Addressing these concurrent cultural shifts, Beatriz Preciado investigates the strategic relationships between space, gender, and sexuality in popular sites related to the production and consumption of pornography that have tended to reside at the margins of traditional histories of architecture: bachelor pads, multimedia rotating beds, and design objects, among others.
Combining historical perspectives with contemporary critical theory, gender and queer theory, porn studies, the history of technology, and a range of primary transdisciplinary sources — treatises on sexuality, medical and pharmaceutical handbooks, architecture journals, erotic magazines, building manuals, and novels — Pornotopia explores the use of architecture as a biopolitical technique for governing sexual relations and the production of gender in the postwar United States.
“Compellingly written and funny as well as troubling, Pornotopia is certainly one of the architectural highlights of the year.” — Times Higher Education
“Better known as a theoretical provocateur in gender and sexuality studies, Beatriz Preciado reveals her architectural training in this fascinating book about the built spaces of Playboy magnate Hugh Hefner’s bunny empire, and the cultural fantasies they materialize. Pornotopia is a genre-busting work that implodes traditional distinctions between topics and fields in an entertaining and enlightening fashion. Serious scholars of architecture and culture should have it on their bookshelves next to works by Joel Sanders, Beatriz Colomina, Annmarie Adams, Mark Wigley, and Bernard Tschumi.” — Susan Stryker, Director, Institute for LGBT Studies, University of Arizona
“Linking masculinity to domesticity, Playboy Bunnies to Barbies, and pornography to new orders of the political, Preciado rewrites the history of sexuality in terms of a radical reorientation of interiority and exteriority.
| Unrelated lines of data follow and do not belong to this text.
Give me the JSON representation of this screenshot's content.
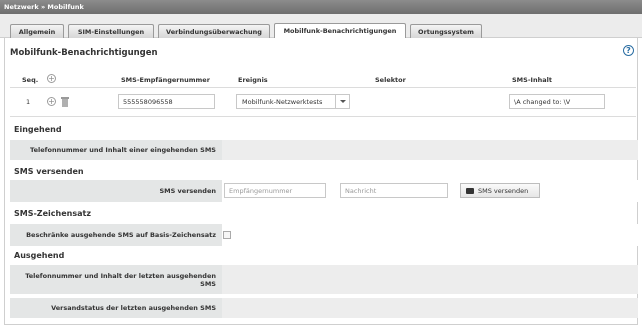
{
  "breadcrumb": "Netzwerk » Mobilfunk",
  "tabs": [
    {
      "label": "Allgemein",
      "active": false
    },
    {
      "label": "SIM-Einstellungen",
      "active": false
    },
    {
      "label": "Verbindungsüberwachung",
      "active": false
    },
    {
      "label": "Mobilfunk-Benachrichtigungen",
      "active": true
    },
    {
      "label": "Ortungssystem",
      "active": false
    }
  ],
  "panel": {
    "title": "Mobilfunk-Benachrichtigungen",
    "help_icon": "?"
  },
  "table": {
    "headers": {
      "seq": "Seq.",
      "sms_recipient": "SMS-Empfängernummer",
      "event": "Ereignis",
      "selector": "Selektor",
      "sms_content": "SMS-Inhalt"
    },
    "rows": [
      {
        "seq": "1",
        "recipient": "555558096558",
        "event": "Mobilfunk-Netzwerktests",
        "selector": "",
        "content": "\\A changed to: \\V"
      }
    ]
  },
  "incoming": {
    "title": "Eingehend",
    "label": "Telefonnummer und Inhalt einer eingehenden SMS"
  },
  "send": {
    "title": "SMS versenden",
    "label": "SMS versenden",
    "recipient_placeholder": "Empfängernummer",
    "message_placeholder": "Nachricht",
    "button_label": "SMS versenden"
  },
  "charset": {
    "title": "SMS-Zeichensatz",
    "label": "Beschränke ausgehende SMS auf Basis-Zeichensatz",
    "checked": false
  },
  "outgoing": {
    "title": "Ausgehend",
    "last_label": "Telefonnummer und Inhalt der letzten ausgehenden SMS",
    "status_label": "Versandstatus der letzten ausgehenden SMS"
  },
  "colors": {
    "accent": "#2b6ea3",
    "row_label_bg": "#e4e6e6",
    "row_value_bg": "#ededed"
  }
}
With equal parts daring, nerve, and sheer originality, Preciado describes, theorizes, and explains the emergence of a new spatialization of sex, a pornotopia no less, that exceeds Hugh Hefner’s Playboy universe and comes to describe the arrangements of bodies and buildings within modernity. Breathtaking!” — Jack Halberstam, author of The Queer Art of Failure and Gaga Feminism